▶ What to produce
Copy out each line in the listing below where the word "Mengenvergleich" appears.

▶ Data supplied
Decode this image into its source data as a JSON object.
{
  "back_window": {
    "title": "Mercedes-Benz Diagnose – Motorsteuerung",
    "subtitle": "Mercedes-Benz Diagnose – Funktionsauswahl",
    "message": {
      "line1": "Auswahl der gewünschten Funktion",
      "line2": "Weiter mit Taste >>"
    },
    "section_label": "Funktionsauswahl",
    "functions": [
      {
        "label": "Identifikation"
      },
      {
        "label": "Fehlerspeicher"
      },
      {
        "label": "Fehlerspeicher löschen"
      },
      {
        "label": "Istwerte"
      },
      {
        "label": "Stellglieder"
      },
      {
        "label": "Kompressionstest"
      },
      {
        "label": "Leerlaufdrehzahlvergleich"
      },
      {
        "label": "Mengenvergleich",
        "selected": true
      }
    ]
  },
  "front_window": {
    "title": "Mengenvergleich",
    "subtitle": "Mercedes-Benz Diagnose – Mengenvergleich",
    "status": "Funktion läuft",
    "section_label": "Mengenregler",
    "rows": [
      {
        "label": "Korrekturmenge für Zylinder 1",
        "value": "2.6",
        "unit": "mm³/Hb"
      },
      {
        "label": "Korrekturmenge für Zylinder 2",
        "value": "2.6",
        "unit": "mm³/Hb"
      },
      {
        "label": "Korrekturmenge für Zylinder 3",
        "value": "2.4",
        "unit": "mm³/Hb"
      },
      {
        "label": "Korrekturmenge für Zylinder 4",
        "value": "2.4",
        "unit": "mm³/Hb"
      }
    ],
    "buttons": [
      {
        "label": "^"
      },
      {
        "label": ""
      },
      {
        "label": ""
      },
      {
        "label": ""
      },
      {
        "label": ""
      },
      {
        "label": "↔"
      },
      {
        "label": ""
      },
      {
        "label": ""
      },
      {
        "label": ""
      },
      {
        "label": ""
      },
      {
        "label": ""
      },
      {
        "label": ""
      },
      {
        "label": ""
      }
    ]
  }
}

▶ Response box
        "label": "Mengenvergleich",
    "title": "Mengenvergleich",
    "subtitle": "Mercedes-Benz Diagnose – Mengenvergleich",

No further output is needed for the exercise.